↓↓↓
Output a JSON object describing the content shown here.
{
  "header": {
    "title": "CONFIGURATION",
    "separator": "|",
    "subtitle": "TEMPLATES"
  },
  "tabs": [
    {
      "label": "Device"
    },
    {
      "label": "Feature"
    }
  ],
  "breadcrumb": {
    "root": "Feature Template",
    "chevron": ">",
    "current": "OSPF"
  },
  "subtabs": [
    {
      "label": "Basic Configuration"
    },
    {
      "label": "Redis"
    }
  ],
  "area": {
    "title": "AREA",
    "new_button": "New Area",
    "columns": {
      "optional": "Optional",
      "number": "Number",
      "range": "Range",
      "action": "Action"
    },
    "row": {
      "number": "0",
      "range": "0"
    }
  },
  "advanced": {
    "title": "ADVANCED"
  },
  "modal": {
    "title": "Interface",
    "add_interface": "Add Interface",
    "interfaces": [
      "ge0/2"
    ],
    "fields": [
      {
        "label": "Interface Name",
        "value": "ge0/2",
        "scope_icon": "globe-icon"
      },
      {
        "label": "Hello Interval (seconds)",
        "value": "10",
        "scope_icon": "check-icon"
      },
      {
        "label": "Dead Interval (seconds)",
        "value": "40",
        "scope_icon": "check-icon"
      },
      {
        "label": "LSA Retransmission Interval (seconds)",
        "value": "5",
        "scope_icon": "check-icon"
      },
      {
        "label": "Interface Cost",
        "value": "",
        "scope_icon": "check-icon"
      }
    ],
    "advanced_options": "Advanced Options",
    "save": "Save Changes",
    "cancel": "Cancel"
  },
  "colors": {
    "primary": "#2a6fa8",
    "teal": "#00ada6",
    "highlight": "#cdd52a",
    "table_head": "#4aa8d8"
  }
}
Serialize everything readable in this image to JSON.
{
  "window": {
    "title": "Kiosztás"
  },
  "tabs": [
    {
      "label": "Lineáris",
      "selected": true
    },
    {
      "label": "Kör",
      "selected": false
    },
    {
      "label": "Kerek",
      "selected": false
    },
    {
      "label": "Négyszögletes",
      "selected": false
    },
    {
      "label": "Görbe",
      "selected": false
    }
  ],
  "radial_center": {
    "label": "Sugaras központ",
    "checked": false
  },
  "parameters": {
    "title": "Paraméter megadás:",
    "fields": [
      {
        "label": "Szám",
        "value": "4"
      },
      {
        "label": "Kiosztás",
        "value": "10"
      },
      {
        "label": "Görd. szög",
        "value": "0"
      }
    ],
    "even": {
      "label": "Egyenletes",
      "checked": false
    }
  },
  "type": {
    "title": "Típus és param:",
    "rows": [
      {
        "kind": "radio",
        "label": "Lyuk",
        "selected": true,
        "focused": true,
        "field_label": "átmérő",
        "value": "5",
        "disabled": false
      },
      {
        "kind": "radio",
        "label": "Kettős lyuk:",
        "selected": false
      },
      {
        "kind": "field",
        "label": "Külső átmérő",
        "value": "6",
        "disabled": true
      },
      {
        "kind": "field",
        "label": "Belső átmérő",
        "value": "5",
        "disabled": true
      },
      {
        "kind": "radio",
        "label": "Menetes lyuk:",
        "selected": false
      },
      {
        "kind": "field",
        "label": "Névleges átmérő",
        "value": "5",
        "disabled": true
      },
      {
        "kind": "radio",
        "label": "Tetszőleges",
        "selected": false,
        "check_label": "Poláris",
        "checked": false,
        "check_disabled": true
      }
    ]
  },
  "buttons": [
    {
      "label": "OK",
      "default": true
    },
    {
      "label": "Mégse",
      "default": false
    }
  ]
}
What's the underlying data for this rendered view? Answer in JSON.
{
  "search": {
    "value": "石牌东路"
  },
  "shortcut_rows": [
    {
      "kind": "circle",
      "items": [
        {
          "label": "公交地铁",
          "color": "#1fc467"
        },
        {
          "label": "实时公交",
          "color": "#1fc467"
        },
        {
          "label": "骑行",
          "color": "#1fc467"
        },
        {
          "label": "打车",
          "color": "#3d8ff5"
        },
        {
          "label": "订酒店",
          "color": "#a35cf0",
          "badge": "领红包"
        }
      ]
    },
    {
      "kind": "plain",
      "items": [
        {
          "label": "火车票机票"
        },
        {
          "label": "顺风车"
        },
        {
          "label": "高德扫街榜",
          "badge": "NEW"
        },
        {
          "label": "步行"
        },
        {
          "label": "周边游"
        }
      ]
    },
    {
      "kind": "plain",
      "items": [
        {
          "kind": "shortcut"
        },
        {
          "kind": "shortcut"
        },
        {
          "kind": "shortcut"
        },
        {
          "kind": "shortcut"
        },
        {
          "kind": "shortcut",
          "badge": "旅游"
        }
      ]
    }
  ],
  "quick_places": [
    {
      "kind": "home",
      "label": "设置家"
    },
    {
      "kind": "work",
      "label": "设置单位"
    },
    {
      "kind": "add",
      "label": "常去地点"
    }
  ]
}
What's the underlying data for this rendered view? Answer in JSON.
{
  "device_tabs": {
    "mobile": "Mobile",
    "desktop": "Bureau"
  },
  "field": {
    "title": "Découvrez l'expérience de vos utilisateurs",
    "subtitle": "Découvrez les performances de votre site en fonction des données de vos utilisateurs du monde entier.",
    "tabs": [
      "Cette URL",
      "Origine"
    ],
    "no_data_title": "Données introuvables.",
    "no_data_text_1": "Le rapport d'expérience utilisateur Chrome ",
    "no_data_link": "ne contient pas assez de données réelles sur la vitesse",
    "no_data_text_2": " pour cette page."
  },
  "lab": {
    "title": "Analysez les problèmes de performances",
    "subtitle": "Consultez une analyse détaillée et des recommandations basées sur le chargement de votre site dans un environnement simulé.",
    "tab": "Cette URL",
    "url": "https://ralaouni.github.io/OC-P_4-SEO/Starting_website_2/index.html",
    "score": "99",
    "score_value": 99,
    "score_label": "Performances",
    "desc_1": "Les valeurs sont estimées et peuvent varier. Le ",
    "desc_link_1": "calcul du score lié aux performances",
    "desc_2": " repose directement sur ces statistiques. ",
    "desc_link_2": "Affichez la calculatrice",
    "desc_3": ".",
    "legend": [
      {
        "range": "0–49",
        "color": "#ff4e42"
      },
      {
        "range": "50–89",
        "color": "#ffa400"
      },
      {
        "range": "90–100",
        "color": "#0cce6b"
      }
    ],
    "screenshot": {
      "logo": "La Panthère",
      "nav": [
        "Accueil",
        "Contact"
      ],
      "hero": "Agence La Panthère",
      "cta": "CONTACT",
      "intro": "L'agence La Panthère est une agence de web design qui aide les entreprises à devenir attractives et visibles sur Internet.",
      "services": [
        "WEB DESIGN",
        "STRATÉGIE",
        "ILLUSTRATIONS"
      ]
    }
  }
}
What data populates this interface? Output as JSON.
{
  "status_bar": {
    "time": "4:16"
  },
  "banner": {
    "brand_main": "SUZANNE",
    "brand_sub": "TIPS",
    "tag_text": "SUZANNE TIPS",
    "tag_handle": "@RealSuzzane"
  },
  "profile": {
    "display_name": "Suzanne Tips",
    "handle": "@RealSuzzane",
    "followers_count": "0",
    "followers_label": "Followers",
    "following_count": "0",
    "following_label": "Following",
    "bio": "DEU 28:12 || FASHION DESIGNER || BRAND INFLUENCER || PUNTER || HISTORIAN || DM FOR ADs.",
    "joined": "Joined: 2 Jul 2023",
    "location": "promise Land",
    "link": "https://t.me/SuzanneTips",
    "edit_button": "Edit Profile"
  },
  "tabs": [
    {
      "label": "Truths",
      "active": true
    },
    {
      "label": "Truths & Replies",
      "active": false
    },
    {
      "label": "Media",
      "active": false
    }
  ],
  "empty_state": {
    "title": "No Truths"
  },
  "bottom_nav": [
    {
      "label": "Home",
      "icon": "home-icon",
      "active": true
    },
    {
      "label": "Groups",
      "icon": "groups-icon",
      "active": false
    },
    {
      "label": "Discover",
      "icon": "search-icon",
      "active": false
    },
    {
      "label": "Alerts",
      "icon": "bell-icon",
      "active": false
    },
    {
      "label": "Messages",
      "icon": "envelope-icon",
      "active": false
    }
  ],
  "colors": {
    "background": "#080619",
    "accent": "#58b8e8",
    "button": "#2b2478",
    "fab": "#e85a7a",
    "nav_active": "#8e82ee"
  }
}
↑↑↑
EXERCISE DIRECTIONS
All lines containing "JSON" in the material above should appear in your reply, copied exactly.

RESPONSE TO THIS TASK
Output a JSON object describing the content shown here.
Serialize everything readable in this image to JSON.
What's the underlying data for this rendered view? Answer in JSON.
What's the underlying data for this rendered view? Answer in JSON.
What data populates this interface? Output as JSON.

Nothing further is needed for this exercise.